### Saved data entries

+ + + + +

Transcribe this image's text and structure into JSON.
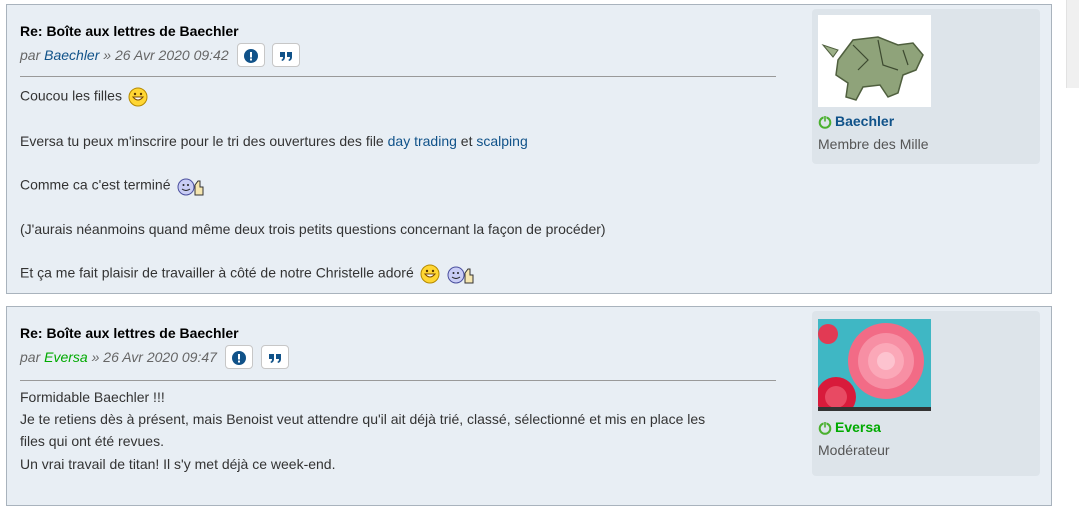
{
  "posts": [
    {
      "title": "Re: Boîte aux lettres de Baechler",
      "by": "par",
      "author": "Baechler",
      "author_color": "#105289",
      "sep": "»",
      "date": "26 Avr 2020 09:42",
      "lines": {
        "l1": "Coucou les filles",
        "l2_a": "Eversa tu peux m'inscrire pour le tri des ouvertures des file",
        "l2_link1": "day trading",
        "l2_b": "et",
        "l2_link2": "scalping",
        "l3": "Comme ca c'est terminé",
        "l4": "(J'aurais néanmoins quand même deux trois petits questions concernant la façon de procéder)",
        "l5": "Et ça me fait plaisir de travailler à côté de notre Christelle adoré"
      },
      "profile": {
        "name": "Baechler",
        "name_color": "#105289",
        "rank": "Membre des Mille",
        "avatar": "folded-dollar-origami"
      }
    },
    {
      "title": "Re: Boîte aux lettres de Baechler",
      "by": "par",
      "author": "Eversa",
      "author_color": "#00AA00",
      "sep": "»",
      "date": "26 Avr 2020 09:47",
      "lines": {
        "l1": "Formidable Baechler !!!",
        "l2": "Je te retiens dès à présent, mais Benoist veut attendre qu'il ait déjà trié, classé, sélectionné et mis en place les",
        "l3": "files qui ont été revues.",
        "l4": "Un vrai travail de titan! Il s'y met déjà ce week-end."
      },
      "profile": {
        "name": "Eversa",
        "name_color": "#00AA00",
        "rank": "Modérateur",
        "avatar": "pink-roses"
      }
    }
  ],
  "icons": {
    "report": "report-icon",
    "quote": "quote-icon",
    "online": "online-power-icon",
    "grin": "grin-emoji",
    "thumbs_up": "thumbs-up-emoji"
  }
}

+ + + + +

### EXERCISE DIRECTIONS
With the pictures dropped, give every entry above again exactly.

### RESPONSE TO THE TASK
Transcribe this image's text and structure into JSON.
{
  "posts": [
    {
      "title": "Re: Boîte aux lettres de Baechler",
      "by": "par",
      "author": "Baechler",
      "author_color": "#105289",
      "sep": "»",
      "date": "26 Avr 2020 09:42",
      "lines": {
        "l1": "Coucou les filles",
        "l2_a": "Eversa tu peux m'inscrire pour le tri des ouvertures des file",
        "l2_link1": "day trading",
        "l2_b": "et",
        "l2_link2": "scalping",
        "l3": "Comme ca c'est terminé",
        "l4": "(J'aurais néanmoins quand même deux trois petits questions concernant la façon de procéder)",
        "l5": "Et ça me fait plaisir de travailler à côté de notre Christelle adoré"
      },
      "profile": {
        "name": "Baechler",
        "name_color": "#105289",
        "rank": "Membre des Mille",
        "avatar": "folded-dollar-origami"
      }
    },
    {
      "title": "Re: Boîte aux lettres de Baechler",
      "by": "par",
      "author": "Eversa",
      "author_color": "#00AA00",
      "sep": "»",
      "date": "26 Avr 2020 09:47",
      "lines": {
        "l1": "Formidable Baechler !!!",
        "l2": "Je te retiens dès à présent, mais Benoist veut attendre qu'il ait déjà trié, classé, sélectionné et mis en place les",
        "l3": "files qui ont été revues.",
        "l4": "Un vrai travail de titan! Il s'y met déjà ce week-end."
      },
      "profile": {
        "name": "Eversa",
        "name_color": "#00AA00",
        "rank": "Modérateur",
        "avatar": "pink-roses"
      }
    }
  ],
  "icons": {
    "report": "report-icon",
    "quote": "quote-icon",
    "online": "online-power-icon",
    "grin": "grin-emoji",
    "thumbs_up": "thumbs-up-emoji"
  }
}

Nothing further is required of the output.